> _PROMPT_: From top to bottom, each entry below must be reproduced exactly.

> _RECORDS SUPPLIED_:
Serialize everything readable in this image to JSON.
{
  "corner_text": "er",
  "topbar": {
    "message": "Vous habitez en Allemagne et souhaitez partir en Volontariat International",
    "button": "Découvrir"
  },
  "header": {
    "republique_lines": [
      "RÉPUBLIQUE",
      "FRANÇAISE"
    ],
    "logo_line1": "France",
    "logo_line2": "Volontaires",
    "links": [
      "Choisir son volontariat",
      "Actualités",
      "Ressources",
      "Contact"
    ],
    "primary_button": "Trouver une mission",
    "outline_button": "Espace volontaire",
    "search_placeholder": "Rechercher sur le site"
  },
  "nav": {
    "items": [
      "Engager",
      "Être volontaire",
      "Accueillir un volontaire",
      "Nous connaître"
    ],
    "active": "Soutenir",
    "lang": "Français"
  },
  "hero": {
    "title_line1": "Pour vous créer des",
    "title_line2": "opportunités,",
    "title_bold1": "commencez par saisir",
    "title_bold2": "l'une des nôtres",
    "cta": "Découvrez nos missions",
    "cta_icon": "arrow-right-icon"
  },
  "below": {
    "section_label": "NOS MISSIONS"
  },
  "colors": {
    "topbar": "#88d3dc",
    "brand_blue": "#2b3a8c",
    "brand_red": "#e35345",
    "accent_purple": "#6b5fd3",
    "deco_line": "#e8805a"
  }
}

> _ANSWER SECTION_:
Serialize everything readable in this image to JSON.
{
  "corner_text": "er",
  "topbar": {
    "message": "Vous habitez en Allemagne et souhaitez partir en Volontariat International",
    "button": "Découvrir"
  },
  "header": {
    "republique_lines": [
      "RÉPUBLIQUE",
      "FRANÇAISE"
    ],
    "logo_line1": "France",
    "logo_line2": "Volontaires",
    "links": [
      "Choisir son volontariat",
      "Actualités",
      "Ressources",
      "Contact"
    ],
    "primary_button": "Trouver une mission",
    "outline_button": "Espace volontaire",
    "search_placeholder": "Rechercher sur le site"
  },
  "nav": {
    "items": [
      "Engager",
      "Être volontaire",
      "Accueillir un volontaire",
      "Nous connaître"
    ],
    "active": "Soutenir",
    "lang": "Français"
  },
  "hero": {
    "title_line1": "Pour vous créer des",
    "title_line2": "opportunités,",
    "title_bold1": "commencez par saisir",
    "title_bold2": "l'une des nôtres",
    "cta": "Découvrez nos missions",
    "cta_icon": "arrow-right-icon"
  },
  "below": {
    "section_label": "NOS MISSIONS"
  },
  "colors": {
    "topbar": "#88d3dc",
    "brand_blue": "#2b3a8c",
    "brand_red": "#e35345",
    "accent_purple": "#6b5fd3",
    "deco_line": "#e8805a"
  }
}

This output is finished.